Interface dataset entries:
=== Begin Enclosure ===

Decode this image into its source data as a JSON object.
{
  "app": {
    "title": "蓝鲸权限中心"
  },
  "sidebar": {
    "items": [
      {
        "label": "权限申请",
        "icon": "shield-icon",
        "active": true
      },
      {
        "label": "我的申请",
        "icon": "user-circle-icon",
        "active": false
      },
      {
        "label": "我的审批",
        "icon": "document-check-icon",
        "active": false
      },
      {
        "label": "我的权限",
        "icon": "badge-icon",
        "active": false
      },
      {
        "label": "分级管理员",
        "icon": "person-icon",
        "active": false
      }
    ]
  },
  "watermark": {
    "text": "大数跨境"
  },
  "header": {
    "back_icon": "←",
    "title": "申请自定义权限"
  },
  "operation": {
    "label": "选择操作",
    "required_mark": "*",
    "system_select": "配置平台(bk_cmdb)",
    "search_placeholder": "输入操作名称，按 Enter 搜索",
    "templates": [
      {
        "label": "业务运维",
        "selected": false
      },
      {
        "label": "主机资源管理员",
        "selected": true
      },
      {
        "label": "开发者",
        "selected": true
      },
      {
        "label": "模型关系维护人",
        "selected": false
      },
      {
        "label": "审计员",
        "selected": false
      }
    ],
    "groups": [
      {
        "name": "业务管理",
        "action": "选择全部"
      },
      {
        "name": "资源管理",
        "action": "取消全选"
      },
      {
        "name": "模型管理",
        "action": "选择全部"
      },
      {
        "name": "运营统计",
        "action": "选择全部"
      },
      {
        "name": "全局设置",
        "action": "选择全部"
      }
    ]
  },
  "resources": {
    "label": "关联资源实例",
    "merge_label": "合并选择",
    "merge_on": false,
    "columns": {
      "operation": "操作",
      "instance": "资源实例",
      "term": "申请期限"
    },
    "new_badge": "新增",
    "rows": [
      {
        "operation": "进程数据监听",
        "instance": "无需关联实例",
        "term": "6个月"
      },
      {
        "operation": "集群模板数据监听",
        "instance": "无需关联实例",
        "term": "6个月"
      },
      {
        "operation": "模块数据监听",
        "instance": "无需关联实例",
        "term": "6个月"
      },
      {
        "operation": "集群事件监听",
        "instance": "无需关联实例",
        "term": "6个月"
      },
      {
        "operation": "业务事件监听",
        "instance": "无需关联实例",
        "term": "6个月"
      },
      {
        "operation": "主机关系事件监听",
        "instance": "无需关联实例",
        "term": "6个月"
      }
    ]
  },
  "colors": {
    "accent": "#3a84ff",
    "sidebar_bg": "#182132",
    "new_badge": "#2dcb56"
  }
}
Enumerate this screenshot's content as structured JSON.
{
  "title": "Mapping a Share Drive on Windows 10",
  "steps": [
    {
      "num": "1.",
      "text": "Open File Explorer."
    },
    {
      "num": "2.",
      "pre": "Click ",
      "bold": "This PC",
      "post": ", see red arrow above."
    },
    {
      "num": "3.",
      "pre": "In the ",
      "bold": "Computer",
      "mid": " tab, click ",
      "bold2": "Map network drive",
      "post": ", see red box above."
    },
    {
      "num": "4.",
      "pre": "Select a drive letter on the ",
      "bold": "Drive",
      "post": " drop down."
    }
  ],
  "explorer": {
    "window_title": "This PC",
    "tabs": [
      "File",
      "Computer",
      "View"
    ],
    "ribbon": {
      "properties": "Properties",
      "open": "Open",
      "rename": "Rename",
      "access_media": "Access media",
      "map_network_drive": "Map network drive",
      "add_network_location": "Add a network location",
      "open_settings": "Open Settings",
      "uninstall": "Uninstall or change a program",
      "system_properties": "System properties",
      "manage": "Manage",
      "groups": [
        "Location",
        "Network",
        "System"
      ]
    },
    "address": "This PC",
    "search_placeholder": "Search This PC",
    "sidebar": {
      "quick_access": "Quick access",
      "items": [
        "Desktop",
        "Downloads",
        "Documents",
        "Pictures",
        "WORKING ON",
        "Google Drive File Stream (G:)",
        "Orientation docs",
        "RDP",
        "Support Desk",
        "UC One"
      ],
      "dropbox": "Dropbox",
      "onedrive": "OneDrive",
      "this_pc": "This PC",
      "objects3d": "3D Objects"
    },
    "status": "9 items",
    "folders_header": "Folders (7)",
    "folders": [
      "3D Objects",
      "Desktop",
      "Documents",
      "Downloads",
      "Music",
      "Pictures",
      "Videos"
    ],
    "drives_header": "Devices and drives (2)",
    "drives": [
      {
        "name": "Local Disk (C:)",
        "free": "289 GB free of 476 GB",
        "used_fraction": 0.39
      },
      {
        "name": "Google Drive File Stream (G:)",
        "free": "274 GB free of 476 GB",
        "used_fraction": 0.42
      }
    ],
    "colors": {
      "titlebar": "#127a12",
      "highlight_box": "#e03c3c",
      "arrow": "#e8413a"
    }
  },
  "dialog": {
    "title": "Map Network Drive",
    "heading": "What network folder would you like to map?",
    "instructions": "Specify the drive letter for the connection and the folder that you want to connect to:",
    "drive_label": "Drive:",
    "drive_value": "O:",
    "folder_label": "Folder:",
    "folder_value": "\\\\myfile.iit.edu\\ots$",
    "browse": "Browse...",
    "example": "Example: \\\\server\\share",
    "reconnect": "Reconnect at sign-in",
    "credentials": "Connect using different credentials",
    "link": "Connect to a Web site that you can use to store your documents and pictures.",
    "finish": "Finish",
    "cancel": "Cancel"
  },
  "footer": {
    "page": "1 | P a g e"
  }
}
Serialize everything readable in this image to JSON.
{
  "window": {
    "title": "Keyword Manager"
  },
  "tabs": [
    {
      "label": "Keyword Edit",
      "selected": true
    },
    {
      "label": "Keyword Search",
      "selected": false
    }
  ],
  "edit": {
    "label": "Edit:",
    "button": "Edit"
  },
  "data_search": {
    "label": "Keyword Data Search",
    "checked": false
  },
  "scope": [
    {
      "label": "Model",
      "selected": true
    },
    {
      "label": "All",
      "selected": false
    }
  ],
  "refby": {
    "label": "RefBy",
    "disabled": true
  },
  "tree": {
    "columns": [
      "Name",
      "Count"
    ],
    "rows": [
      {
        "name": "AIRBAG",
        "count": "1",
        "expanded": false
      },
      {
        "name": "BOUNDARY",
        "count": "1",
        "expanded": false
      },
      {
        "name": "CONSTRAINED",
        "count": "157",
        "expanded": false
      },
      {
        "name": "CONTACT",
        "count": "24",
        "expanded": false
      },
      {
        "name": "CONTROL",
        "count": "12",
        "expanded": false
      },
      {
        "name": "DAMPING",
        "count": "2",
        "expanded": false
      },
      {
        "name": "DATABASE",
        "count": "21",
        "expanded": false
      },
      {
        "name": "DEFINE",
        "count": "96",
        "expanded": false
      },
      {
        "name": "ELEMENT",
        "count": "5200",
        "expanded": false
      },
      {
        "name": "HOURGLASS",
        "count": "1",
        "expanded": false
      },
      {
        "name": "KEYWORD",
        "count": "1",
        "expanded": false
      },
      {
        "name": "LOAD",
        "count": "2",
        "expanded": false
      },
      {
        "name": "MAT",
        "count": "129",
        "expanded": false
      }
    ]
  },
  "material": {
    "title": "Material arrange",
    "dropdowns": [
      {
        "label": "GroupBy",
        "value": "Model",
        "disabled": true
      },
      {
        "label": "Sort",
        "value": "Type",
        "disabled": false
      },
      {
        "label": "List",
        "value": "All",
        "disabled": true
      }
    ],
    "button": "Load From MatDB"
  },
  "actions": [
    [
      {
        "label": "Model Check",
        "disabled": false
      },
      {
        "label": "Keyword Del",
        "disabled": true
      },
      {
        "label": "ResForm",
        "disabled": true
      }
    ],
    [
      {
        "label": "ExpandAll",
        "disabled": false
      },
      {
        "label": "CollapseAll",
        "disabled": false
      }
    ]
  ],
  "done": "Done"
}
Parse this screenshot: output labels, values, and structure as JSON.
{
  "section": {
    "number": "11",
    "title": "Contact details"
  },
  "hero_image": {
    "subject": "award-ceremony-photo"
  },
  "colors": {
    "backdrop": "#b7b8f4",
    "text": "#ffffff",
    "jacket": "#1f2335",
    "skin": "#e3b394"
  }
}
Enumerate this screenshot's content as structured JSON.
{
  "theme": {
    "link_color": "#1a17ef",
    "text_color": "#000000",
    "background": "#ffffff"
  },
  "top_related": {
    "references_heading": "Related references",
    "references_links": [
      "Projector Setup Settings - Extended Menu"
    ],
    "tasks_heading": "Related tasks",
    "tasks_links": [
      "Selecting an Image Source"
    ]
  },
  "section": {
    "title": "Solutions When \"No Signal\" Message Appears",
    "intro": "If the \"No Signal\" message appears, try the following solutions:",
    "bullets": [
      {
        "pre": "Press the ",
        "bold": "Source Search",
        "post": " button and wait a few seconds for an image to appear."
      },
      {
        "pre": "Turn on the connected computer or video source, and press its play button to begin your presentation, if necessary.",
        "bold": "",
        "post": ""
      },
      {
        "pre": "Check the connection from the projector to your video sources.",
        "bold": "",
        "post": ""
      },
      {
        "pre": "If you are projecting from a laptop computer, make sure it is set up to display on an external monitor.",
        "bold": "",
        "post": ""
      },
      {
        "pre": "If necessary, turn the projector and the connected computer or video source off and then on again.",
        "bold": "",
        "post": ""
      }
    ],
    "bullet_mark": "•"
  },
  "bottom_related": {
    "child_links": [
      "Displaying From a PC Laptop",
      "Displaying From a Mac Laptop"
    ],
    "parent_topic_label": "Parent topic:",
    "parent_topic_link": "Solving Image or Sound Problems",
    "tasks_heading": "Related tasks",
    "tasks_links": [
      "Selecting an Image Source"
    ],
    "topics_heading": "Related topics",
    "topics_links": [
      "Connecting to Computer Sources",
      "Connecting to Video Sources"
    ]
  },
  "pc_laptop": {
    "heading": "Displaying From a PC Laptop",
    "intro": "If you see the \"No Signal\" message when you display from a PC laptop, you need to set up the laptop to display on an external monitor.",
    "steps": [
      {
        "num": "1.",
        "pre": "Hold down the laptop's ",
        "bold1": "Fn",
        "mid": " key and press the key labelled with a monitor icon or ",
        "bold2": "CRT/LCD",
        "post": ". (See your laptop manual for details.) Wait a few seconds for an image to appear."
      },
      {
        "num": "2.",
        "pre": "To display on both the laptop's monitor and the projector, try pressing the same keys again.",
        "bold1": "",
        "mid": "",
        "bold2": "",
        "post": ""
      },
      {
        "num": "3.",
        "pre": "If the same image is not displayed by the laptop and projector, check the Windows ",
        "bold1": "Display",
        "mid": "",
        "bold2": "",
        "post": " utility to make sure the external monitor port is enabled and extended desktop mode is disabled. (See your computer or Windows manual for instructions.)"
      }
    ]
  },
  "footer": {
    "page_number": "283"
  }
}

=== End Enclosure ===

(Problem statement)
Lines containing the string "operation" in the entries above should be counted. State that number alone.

(The answer)
8